Website and app data records:

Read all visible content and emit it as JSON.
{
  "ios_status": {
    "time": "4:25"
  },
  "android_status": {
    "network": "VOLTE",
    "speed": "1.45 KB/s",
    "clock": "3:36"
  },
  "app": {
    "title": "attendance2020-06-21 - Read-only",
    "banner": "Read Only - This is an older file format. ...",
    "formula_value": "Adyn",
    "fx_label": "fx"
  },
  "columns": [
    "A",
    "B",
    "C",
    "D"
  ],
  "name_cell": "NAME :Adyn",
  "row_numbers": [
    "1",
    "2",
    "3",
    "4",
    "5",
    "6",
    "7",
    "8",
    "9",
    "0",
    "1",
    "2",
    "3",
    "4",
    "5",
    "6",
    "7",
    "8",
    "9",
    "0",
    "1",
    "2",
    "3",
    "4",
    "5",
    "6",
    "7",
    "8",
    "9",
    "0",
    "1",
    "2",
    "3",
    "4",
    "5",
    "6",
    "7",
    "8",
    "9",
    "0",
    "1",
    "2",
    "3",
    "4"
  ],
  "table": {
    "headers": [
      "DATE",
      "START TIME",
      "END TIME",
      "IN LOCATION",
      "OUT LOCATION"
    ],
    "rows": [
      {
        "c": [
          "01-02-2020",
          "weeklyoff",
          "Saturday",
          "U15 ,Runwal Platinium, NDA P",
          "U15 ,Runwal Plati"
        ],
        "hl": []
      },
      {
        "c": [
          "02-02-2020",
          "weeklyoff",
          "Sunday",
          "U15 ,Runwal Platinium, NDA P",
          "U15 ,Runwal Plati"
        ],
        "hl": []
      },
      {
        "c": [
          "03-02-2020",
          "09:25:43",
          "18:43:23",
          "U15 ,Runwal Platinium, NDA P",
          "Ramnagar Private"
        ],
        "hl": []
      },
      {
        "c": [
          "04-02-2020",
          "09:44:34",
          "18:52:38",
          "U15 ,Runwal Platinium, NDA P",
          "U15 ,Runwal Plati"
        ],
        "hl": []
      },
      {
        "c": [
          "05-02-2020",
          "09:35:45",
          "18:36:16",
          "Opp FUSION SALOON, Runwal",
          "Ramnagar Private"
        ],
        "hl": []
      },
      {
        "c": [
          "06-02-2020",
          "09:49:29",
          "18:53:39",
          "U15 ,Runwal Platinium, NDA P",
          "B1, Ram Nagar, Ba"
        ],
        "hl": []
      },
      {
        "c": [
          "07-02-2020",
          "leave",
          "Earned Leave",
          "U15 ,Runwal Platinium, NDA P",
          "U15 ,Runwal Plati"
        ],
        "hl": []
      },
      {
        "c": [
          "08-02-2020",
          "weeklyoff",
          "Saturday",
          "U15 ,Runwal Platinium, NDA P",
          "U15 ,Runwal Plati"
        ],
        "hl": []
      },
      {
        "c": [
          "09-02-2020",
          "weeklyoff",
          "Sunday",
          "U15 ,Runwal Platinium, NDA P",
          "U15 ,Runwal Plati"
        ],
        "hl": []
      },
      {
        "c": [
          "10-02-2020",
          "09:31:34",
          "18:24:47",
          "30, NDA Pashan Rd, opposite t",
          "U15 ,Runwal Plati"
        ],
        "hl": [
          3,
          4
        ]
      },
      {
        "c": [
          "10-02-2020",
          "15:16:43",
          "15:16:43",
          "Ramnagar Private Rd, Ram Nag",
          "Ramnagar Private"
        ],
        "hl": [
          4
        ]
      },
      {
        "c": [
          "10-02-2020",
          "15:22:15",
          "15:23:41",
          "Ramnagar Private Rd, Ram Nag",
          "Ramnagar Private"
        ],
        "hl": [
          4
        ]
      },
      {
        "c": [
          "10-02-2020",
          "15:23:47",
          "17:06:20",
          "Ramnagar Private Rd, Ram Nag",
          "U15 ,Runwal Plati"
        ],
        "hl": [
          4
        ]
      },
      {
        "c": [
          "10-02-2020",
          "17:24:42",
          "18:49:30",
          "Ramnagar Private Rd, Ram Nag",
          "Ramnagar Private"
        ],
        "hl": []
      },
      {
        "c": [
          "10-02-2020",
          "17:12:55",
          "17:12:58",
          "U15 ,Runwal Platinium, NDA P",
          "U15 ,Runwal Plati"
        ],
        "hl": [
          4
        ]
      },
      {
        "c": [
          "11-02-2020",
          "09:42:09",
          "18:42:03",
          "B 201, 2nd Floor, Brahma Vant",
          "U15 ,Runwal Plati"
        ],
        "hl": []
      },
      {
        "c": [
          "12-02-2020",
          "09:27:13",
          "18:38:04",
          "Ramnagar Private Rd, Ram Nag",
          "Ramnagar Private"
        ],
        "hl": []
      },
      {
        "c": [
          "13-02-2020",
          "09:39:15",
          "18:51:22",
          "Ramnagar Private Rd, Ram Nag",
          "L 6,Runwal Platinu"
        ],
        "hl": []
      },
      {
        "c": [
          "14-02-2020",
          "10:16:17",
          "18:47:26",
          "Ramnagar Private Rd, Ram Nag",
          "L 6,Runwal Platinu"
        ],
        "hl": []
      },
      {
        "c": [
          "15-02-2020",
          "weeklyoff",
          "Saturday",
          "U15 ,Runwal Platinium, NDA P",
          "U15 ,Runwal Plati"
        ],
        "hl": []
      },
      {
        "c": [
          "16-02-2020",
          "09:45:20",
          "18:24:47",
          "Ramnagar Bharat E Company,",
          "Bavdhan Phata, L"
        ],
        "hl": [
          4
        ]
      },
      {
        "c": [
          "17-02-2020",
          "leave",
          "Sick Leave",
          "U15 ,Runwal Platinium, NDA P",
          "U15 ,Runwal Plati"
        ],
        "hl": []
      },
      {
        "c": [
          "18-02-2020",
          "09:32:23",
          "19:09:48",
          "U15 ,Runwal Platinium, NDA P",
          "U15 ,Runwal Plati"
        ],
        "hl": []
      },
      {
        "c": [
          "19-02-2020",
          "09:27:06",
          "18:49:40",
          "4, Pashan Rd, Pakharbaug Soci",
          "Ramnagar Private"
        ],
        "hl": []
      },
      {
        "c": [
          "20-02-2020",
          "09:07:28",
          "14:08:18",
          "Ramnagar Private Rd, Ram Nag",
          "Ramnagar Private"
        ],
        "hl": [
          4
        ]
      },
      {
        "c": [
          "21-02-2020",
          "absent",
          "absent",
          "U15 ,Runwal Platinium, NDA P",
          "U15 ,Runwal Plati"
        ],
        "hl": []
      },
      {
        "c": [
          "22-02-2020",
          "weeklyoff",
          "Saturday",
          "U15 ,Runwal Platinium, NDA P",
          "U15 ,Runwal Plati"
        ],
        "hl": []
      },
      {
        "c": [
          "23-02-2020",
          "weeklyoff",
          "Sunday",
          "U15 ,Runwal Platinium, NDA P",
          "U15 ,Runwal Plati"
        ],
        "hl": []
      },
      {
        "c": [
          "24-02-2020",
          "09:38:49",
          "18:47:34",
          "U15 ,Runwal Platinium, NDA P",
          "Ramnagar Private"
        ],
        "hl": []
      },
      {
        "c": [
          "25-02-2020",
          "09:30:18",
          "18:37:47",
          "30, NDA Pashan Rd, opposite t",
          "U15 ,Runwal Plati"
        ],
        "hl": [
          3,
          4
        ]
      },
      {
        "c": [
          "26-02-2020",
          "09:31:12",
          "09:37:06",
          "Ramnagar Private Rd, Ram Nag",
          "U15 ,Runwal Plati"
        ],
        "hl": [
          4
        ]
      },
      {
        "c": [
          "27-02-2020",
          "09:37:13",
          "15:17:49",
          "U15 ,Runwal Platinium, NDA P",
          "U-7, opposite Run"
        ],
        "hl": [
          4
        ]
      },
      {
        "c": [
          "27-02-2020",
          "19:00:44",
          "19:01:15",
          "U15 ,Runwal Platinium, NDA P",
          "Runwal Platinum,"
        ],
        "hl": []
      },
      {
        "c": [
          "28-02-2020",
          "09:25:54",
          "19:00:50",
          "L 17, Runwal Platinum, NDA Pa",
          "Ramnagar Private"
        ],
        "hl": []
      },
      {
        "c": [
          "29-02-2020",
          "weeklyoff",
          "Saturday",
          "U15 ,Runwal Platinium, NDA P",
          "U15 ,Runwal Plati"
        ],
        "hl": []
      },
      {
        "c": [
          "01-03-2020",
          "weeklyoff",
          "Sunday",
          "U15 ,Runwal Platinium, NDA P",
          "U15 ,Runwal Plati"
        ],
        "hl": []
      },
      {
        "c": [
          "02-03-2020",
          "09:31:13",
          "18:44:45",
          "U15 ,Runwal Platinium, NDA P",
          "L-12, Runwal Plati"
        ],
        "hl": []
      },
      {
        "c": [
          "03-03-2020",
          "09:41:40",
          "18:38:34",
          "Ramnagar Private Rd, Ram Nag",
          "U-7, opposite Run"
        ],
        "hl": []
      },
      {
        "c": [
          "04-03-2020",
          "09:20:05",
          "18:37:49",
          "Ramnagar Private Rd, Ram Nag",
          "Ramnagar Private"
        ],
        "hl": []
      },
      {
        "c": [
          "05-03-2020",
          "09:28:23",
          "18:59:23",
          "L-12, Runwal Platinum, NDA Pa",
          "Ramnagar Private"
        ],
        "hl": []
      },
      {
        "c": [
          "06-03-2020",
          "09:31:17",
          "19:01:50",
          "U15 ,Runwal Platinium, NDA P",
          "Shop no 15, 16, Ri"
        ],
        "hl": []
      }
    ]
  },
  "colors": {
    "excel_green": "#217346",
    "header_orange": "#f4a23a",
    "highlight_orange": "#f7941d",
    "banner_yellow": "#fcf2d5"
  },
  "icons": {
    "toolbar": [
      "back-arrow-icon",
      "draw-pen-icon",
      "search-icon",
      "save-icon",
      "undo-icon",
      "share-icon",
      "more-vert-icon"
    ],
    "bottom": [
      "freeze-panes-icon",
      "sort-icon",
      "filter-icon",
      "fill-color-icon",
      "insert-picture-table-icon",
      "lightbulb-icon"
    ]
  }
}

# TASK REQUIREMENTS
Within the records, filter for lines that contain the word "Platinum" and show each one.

# WRITTEN RESPONSE
          "Runwal Platinum,"
          "L 17, Runwal Platinum, NDA Pa",
          "L-12, Runwal Platinum, NDA Pa",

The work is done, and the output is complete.